  • While vaccines are expected to be approved for kids soon, there are still questions about how many parents will want to get their kids vaccinated. They may not be rolled out in time to get fully vaccinated before the holidays.

What we're watching: As Lessler points out, even the most optimistic models "aren't projecting us to getting back to levels we were seeing in early July until mid-March and that's a long time off."

  • Experts are also warning about the dual threat of increased risk for a bad flu season mixed with the ongoing COVID pandemic.

The bottom line: "I think as we enter the holidays and think about how to protect our families, it's important to remember we still have this long road ahead of us," Lessler said.

Go deeper

Jan 15, 2022 - Health

Experts warn of more COVID-19 variants after Omicron

Three COVID-19 testing companies place testing locations outside Grand Central Terminal on Jan. 14 in New York City. Photo: Alexi Rosenfeld/Getty Images

Experts are warning that subsequent COVID-19 variants are likely to come after Omicron, AP reports.

Why it matters: The warnings come as there's no guarantee that subsequent variants "will cause milder illness or that existing vaccines will work against them," underscoring the need for widespread vaccination, AP writes.

Updated 5 mins ago - Politics & Policy

Omicron dashboard

Illustration: Shoshana Gordon/Axios

  1. Health: Contact tracing fizzles across America — New clues emerge on long COVID — Omicron is finally burning out — It's very difficult to get access to antiviral COVID treatments — Axios-Ipsos poll: Omicron's big numbersAnother wave of death — FDA limits use of Regeneron and Lilly antibody treatments.
  2. Vaccines: Pfizer begins clinical trial for Omicron-specific vaccine — The shifting definition of fully vaccinated.
  3. Politics: Virginia AG says public colleges can't mandate COVID vaccines —Alaska governor joins Texas lawsuit over National Guard vaccine mandate — Navy discharges 45 sailors for refusing vaccine — Spotify to remove Neil Young's music after his Joe Rogan ultimatum — White House: 60M households have ordered free COVID-19 rapid tests.
  4. World: U.K. to lift travel testing requirement for fully vaccinated — Beijing Olympic Committee lowers testing threshold ahead of Games.
  5. Variant tracker
3 hours ago - World

Biden will move U.S. troops to Eastern Europe "in the near term"

President Biden boards Air Force One at Joint Base Andrews on Jan. 28. Photo: SAUL LOEB/AFP via Getty Images
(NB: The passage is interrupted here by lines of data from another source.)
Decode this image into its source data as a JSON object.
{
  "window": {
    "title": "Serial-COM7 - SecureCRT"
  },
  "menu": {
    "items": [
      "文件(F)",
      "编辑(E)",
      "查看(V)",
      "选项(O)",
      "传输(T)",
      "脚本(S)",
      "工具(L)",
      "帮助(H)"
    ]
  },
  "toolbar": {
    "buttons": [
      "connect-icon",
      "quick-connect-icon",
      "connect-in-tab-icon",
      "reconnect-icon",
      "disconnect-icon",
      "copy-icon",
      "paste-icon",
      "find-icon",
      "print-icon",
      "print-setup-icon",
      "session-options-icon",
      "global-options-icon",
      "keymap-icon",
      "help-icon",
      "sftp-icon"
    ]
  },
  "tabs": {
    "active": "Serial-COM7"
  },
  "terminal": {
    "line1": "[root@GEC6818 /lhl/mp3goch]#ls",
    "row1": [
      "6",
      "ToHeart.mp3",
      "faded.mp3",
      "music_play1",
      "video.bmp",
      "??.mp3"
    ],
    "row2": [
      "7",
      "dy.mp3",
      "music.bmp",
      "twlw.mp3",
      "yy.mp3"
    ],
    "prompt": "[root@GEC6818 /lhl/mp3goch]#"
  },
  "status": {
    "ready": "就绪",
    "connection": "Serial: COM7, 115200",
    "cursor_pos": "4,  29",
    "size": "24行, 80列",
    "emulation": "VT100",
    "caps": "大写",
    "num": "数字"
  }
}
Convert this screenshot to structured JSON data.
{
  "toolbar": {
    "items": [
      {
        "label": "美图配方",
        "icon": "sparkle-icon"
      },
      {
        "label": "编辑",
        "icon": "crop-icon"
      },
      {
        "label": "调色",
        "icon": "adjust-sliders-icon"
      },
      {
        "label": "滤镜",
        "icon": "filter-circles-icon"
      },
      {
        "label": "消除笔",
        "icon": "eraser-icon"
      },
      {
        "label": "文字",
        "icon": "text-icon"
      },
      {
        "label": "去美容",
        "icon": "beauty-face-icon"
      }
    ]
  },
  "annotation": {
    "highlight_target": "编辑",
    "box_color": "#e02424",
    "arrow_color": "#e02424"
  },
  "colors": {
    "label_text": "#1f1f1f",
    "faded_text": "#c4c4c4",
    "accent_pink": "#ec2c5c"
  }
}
President Biden said on Friday he plans to move U.S. troops to Eastern European and NATO countries “in the near term.”

Driving the news: “Not too many” U.S. troops, Biden added in remarks to reporters at Joint Base Andrew upon returning from a trip to Pennsylvania.